(Items from an interface collection)
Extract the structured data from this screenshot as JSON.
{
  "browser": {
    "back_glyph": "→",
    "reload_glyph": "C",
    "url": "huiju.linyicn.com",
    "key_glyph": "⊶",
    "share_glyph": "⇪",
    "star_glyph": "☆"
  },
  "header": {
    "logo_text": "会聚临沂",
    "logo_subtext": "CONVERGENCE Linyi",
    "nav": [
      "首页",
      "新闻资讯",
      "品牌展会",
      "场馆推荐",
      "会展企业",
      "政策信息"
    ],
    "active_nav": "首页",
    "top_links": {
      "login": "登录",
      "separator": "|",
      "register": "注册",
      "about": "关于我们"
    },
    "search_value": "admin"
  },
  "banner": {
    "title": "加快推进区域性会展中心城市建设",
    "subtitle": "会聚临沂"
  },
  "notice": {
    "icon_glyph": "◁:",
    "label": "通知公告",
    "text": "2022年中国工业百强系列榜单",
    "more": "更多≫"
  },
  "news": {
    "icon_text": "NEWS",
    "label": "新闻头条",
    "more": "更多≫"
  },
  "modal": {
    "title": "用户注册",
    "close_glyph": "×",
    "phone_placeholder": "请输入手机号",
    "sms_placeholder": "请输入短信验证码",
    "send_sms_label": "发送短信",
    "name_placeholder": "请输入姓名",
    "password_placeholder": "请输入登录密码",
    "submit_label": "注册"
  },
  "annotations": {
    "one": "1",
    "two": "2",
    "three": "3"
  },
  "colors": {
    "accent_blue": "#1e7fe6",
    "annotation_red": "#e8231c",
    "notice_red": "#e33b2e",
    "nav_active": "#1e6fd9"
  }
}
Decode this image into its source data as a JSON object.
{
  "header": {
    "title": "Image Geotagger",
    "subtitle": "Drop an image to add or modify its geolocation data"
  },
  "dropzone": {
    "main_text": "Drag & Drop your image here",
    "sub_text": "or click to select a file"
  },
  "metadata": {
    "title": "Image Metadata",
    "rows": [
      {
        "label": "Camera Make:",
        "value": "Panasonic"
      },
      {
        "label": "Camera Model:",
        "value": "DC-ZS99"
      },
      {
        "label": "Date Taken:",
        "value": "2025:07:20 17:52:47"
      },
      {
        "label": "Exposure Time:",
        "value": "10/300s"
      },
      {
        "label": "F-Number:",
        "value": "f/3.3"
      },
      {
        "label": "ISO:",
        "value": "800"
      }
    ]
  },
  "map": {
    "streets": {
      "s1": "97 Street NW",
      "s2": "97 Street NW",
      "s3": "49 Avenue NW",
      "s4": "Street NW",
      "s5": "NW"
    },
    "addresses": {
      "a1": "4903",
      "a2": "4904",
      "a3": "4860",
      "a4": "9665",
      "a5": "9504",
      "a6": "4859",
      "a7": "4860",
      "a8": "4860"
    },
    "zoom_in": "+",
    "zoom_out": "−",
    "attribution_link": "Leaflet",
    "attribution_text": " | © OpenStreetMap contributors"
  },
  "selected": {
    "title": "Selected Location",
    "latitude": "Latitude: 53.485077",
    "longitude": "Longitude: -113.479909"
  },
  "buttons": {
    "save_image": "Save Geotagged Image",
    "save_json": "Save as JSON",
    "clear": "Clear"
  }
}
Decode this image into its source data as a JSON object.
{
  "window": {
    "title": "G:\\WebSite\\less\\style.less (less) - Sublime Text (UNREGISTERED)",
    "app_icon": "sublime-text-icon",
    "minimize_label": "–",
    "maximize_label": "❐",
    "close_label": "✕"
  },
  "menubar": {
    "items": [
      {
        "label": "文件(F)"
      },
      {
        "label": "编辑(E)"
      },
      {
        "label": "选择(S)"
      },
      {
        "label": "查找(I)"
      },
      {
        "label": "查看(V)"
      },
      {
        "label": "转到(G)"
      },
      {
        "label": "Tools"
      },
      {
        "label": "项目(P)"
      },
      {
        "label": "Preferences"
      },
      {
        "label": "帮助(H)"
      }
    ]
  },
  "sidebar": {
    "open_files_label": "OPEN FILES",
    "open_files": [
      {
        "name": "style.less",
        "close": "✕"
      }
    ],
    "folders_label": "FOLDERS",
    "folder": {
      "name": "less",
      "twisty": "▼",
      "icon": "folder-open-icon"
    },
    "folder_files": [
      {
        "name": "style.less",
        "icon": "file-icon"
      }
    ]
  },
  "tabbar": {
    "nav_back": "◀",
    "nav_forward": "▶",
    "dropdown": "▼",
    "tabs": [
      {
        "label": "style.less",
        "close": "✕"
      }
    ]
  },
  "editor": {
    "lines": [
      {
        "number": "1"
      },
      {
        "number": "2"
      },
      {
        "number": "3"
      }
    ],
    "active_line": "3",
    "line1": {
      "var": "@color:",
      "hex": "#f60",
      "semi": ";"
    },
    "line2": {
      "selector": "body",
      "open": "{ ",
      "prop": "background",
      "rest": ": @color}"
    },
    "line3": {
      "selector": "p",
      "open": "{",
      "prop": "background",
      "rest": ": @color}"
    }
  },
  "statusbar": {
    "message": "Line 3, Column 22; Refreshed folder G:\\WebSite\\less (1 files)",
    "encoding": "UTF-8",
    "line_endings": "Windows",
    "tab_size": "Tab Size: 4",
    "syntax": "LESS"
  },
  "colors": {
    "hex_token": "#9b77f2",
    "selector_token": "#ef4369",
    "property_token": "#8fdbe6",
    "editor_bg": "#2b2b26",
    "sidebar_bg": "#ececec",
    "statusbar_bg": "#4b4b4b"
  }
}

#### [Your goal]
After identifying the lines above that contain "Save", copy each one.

#### [Reply]
    "save_image": "Save Geotagged Image",
    "save_json": "Save as JSON",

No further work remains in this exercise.